### Supplied material
# # # #

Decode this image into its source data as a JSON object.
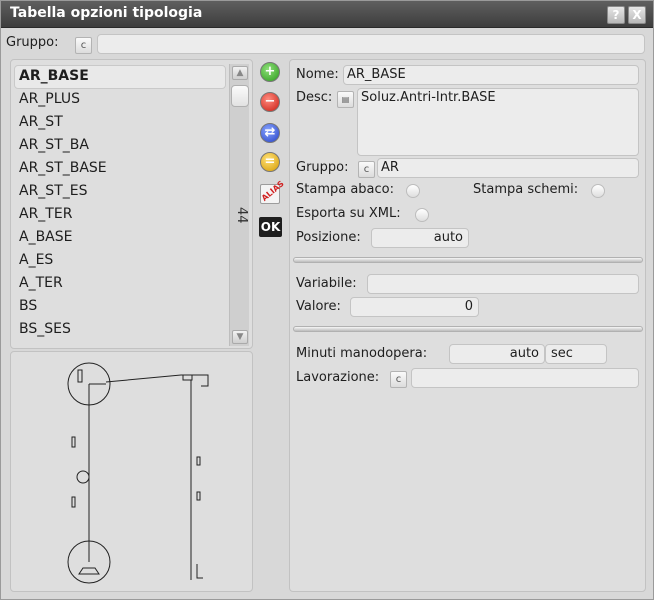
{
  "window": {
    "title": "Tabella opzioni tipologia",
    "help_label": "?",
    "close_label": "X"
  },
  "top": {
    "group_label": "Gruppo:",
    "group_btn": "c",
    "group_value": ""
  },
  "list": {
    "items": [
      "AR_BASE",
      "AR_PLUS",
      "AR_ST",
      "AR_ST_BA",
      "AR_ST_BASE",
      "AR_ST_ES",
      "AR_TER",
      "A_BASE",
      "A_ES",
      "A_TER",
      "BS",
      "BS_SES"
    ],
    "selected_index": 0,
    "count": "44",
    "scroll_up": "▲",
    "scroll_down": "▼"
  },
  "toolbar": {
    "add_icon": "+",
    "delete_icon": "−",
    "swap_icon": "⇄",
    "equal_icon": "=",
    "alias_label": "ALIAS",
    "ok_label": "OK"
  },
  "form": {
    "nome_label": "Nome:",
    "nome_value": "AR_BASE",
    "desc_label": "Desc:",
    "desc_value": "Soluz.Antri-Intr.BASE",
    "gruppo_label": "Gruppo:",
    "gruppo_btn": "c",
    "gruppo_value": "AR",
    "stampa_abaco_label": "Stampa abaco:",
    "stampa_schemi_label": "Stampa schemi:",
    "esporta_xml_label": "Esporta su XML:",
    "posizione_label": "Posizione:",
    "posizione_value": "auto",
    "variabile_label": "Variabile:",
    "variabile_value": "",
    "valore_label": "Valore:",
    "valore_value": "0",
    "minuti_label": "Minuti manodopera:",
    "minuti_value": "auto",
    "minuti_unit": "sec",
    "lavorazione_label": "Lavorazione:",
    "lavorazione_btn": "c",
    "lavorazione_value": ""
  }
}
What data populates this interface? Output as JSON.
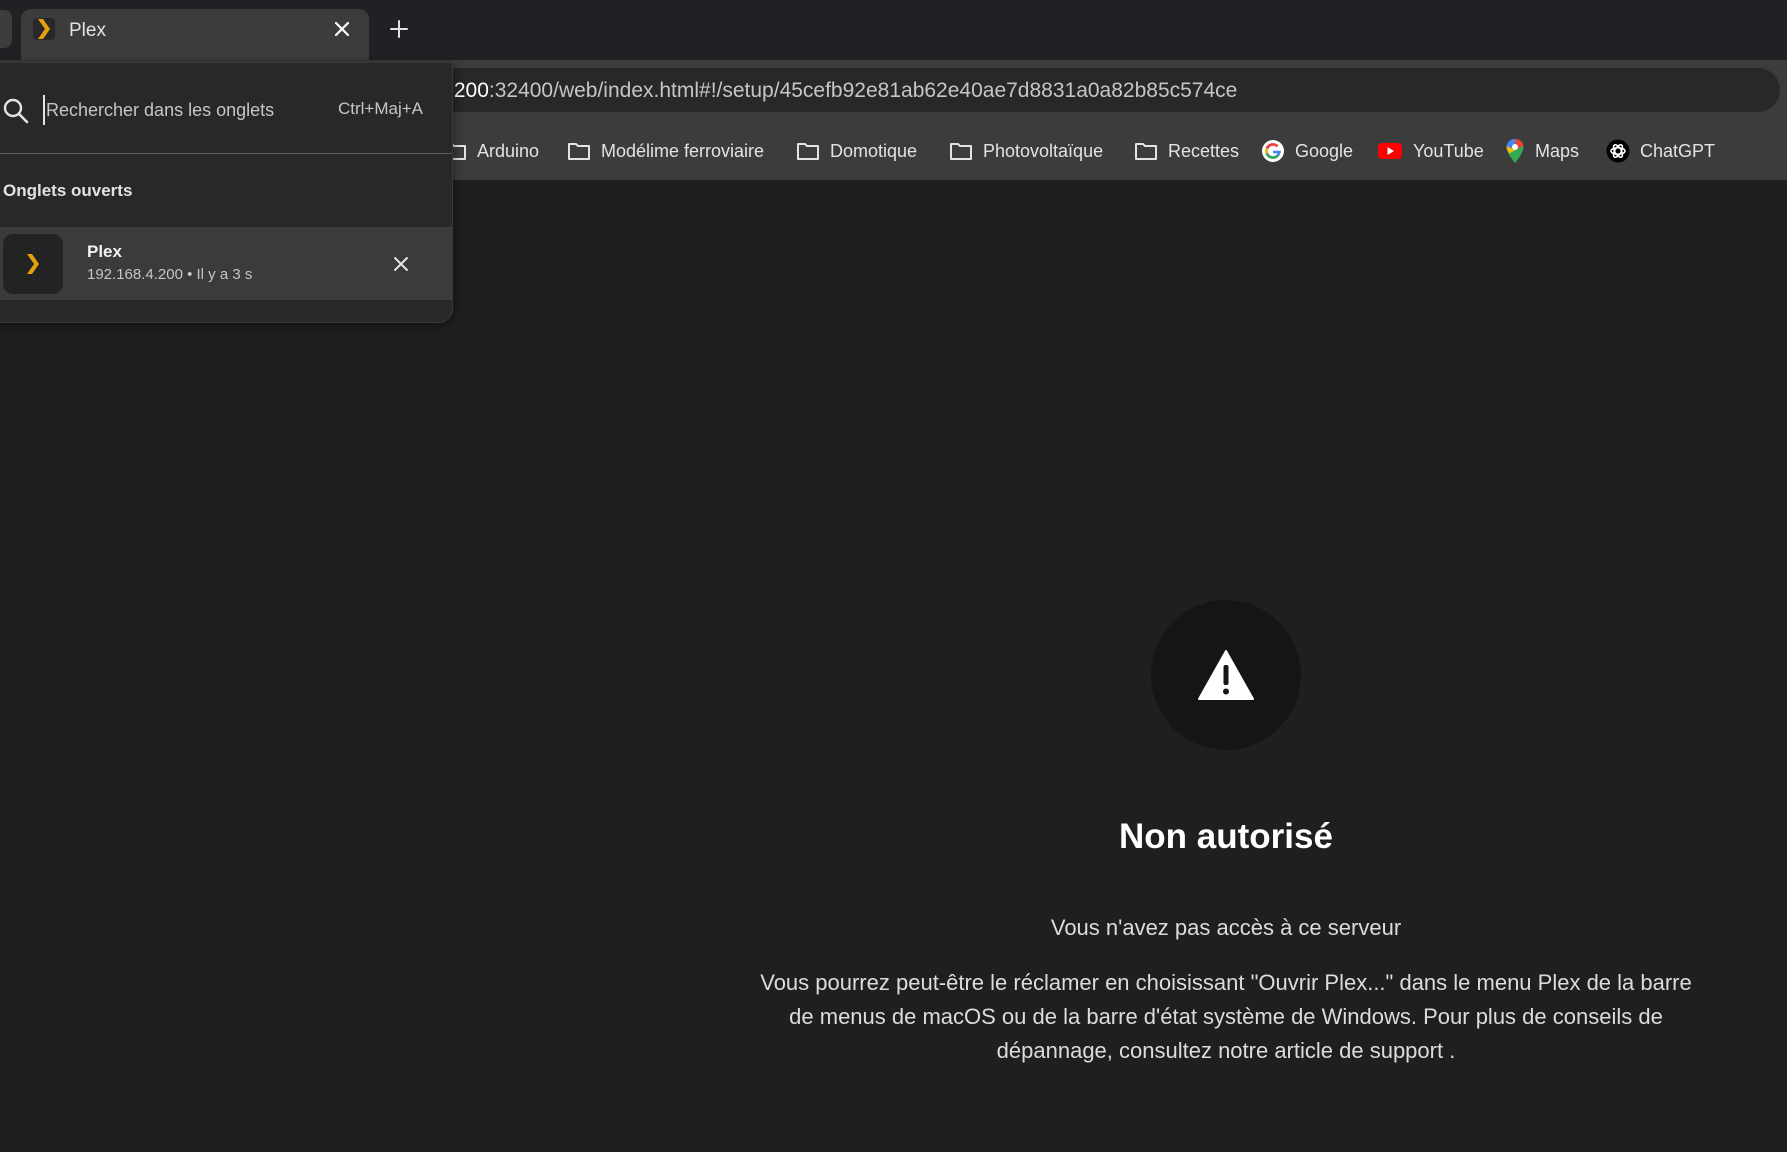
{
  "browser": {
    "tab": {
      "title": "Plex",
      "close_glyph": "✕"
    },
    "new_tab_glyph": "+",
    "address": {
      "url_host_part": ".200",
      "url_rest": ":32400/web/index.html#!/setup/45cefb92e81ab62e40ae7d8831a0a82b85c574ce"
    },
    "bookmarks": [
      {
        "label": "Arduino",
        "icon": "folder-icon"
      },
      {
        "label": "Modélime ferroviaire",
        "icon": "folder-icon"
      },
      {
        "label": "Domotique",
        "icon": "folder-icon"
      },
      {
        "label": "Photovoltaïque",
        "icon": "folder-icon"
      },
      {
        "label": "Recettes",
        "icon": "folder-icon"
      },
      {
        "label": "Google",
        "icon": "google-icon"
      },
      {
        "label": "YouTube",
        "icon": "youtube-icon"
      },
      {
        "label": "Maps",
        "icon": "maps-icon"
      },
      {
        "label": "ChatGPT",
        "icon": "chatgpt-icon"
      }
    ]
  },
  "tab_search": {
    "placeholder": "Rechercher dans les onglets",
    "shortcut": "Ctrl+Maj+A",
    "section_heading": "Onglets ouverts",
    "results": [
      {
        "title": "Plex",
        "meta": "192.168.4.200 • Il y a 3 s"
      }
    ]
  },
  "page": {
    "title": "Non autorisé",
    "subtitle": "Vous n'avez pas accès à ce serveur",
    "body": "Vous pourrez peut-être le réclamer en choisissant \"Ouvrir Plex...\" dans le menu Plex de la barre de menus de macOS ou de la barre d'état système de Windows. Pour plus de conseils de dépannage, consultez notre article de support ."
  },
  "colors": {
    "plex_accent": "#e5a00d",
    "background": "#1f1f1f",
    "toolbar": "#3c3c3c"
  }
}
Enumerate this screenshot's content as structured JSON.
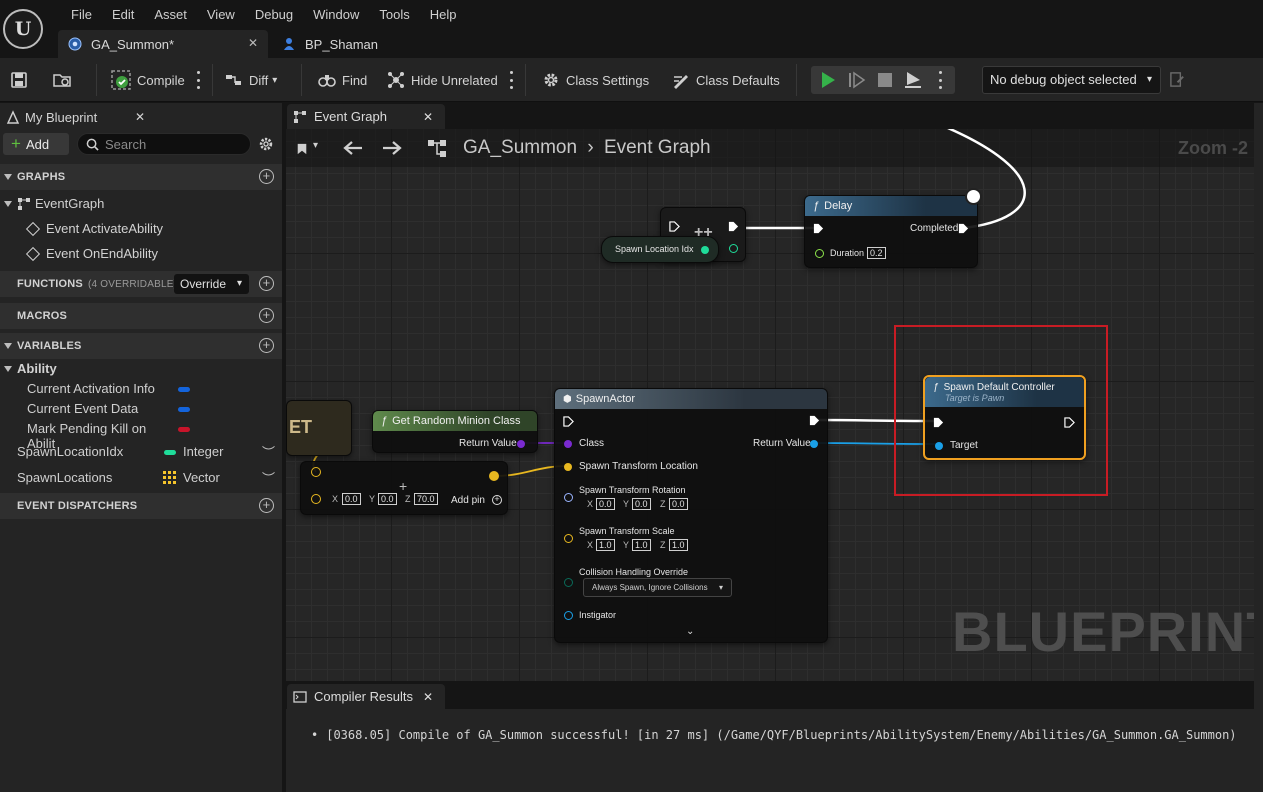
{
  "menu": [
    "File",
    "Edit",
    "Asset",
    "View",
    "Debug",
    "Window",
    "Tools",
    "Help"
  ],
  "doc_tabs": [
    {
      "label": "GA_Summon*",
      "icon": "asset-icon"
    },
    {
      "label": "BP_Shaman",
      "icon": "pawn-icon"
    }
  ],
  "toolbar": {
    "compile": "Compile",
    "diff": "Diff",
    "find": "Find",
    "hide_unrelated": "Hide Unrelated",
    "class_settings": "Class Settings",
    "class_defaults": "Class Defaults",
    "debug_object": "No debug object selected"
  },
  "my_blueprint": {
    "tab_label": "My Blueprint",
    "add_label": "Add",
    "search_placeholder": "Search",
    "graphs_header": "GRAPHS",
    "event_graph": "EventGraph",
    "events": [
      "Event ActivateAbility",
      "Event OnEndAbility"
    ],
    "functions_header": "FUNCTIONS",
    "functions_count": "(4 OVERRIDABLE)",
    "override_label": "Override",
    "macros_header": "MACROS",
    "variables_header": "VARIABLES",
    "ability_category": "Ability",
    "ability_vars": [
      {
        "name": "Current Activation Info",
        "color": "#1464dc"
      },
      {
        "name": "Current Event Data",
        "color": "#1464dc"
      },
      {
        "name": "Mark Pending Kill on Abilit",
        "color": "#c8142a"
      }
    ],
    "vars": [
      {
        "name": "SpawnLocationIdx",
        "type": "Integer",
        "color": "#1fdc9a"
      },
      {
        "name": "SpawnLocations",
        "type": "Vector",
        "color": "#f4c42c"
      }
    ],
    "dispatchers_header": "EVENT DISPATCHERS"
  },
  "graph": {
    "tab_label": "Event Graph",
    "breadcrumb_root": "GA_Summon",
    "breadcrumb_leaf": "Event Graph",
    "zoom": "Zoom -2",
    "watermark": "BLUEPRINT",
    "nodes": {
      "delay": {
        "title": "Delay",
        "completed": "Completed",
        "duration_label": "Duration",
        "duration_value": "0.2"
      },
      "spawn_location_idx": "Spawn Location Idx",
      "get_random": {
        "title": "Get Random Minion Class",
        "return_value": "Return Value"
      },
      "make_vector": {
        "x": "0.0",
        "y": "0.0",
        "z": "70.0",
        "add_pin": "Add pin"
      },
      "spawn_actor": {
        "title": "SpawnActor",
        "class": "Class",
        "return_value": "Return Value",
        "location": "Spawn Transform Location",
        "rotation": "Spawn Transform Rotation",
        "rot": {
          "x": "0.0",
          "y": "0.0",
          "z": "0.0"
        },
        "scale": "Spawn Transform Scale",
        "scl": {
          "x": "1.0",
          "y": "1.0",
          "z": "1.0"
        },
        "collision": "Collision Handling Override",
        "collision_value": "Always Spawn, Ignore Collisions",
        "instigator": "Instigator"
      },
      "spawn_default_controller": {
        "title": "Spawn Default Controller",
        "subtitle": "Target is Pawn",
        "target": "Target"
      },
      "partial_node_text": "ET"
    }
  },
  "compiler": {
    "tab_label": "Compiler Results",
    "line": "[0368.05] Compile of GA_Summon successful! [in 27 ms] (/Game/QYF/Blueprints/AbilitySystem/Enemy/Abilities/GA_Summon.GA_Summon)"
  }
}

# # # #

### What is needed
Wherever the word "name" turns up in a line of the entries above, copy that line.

### Written solution
        "name": "Current Activation Info",
        "name": "Current Event Data",
        "name": "Mark Pending Kill on Abilit",
        "name": "SpawnLocationIdx",
        "name": "SpawnLocations",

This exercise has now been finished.